Give back the entries verbatim.

(PROVIDED ENTRIES begins)

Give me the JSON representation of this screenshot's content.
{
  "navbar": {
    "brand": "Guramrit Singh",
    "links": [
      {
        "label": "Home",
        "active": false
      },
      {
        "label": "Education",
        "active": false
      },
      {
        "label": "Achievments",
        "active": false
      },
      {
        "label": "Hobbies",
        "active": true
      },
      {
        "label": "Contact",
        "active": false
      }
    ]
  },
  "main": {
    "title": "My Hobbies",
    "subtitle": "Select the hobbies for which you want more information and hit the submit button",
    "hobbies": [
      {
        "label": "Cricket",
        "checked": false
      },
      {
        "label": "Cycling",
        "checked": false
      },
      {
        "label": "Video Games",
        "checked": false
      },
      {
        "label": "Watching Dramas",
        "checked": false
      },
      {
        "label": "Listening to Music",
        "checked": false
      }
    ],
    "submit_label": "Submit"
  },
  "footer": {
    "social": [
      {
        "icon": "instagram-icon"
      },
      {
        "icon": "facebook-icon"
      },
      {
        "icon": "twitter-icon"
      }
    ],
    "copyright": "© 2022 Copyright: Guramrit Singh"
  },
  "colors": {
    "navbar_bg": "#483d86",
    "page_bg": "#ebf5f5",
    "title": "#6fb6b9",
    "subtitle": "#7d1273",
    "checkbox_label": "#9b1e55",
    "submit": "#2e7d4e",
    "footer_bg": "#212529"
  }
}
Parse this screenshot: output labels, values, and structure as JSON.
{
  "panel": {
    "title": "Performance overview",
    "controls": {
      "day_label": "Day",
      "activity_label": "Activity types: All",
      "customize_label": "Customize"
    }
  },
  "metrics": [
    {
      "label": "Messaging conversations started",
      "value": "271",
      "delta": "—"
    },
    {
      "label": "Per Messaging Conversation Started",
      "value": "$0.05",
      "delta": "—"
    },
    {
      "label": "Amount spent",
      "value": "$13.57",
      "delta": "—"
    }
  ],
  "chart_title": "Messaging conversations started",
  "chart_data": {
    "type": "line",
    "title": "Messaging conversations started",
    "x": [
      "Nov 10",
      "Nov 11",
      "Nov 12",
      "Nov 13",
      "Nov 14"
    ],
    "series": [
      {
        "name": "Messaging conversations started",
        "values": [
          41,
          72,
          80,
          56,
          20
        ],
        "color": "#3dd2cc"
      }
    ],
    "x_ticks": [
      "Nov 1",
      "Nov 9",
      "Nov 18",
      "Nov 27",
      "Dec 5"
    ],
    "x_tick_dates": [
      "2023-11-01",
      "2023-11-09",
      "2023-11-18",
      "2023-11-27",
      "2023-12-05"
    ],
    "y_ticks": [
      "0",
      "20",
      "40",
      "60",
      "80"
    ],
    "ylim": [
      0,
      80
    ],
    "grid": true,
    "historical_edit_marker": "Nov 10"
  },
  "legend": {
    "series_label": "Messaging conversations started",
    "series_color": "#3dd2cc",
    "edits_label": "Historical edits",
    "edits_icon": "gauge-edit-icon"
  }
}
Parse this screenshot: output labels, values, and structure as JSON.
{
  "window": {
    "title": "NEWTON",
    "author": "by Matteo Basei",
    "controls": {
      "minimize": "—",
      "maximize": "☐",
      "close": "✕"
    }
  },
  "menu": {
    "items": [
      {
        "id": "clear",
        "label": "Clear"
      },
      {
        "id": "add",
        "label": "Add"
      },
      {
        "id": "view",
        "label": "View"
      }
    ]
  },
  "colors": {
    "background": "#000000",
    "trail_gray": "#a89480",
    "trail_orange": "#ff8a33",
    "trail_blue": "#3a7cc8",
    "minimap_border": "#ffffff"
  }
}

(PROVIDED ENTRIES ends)

## REPLY
Give me the JSON representation of this screenshot's content.
{
  "navbar": {
    "brand": "Guramrit Singh",
    "links": [
      {
        "label": "Home",
        "active": false
      },
      {
        "label": "Education",
        "active": false
      },
      {
        "label": "Achievments",
        "active": false
      },
      {
        "label": "Hobbies",
        "active": true
      },
      {
        "label": "Contact",
        "active": false
      }
    ]
  },
  "main": {
    "title": "My Hobbies",
    "subtitle": "Select the hobbies for which you want more information and hit the submit button",
    "hobbies": [
      {
        "label": "Cricket",
        "checked": false
      },
      {
        "label": "Cycling",
        "checked": false
      },
      {
        "label": "Video Games",
        "checked": false
      },
      {
        "label": "Watching Dramas",
        "checked": false
      },
      {
        "label": "Listening to Music",
        "checked": false
      }
    ],
    "submit_label": "Submit"
  },
  "footer": {
    "social": [
      {
        "icon": "instagram-icon"
      },
      {
        "icon": "facebook-icon"
      },
      {
        "icon": "twitter-icon"
      }
    ],
    "copyright": "© 2022 Copyright: Guramrit Singh"
  },
  "colors": {
    "navbar_bg": "#483d86",
    "page_bg": "#ebf5f5",
    "title": "#6fb6b9",
    "subtitle": "#7d1273",
    "checkbox_label": "#9b1e55",
    "submit": "#2e7d4e",
    "footer_bg": "#212529"
  }
}
Parse this screenshot: output labels, values, and structure as JSON.
{
  "panel": {
    "title": "Performance overview",
    "controls": {
      "day_label": "Day",
      "activity_label": "Activity types: All",
      "customize_label": "Customize"
    }
  },
  "metrics": [
    {
      "label": "Messaging conversations started",
      "value": "271",
      "delta": "—"
    },
    {
      "label": "Per Messaging Conversation Started",
      "value": "$0.05",
      "delta": "—"
    },
    {
      "label": "Amount spent",
      "value": "$13.57",
      "delta": "—"
    }
  ],
  "chart_title": "Messaging conversations started",
  "chart_data": {
    "type": "line",
    "title": "Messaging conversations started",
    "x": [
      "Nov 10",
      "Nov 11",
      "Nov 12",
      "Nov 13",
      "Nov 14"
    ],
    "series": [
      {
        "name": "Messaging conversations started",
        "values": [
          41,
          72,
          80,
          56,
          20
        ],
        "color": "#3dd2cc"
      }
    ],
    "x_ticks": [
      "Nov 1",
      "Nov 9",
      "Nov 18",
      "Nov 27",
      "Dec 5"
    ],
    "x_tick_dates": [
      "2023-11-01",
      "2023-11-09",
      "2023-11-18",
      "2023-11-27",
      "2023-12-05"
    ],
    "y_ticks": [
      "0",
      "20",
      "40",
      "60",
      "80"
    ],
    "ylim": [
      0,
      80
    ],
    "grid": true,
    "historical_edit_marker": "Nov 10"
  },
  "legend": {
    "series_label": "Messaging conversations started",
    "series_color": "#3dd2cc",
    "edits_label": "Historical edits",
    "edits_icon": "gauge-edit-icon"
  }
}
Parse this screenshot: output labels, values, and structure as JSON.
{
  "window": {
    "title": "NEWTON",
    "author": "by Matteo Basei",
    "controls": {
      "minimize": "—",
      "maximize": "☐",
      "close": "✕"
    }
  },
  "menu": {
    "items": [
      {
        "id": "clear",
        "label": "Clear"
      },
      {
        "id": "add",
        "label": "Add"
      },
      {
        "id": "view",
        "label": "View"
      }
    ]
  },
  "colors": {
    "background": "#000000",
    "trail_gray": "#a89480",
    "trail_orange": "#ff8a33",
    "trail_blue": "#3a7cc8",
    "minimap_border": "#ffffff"
  }
}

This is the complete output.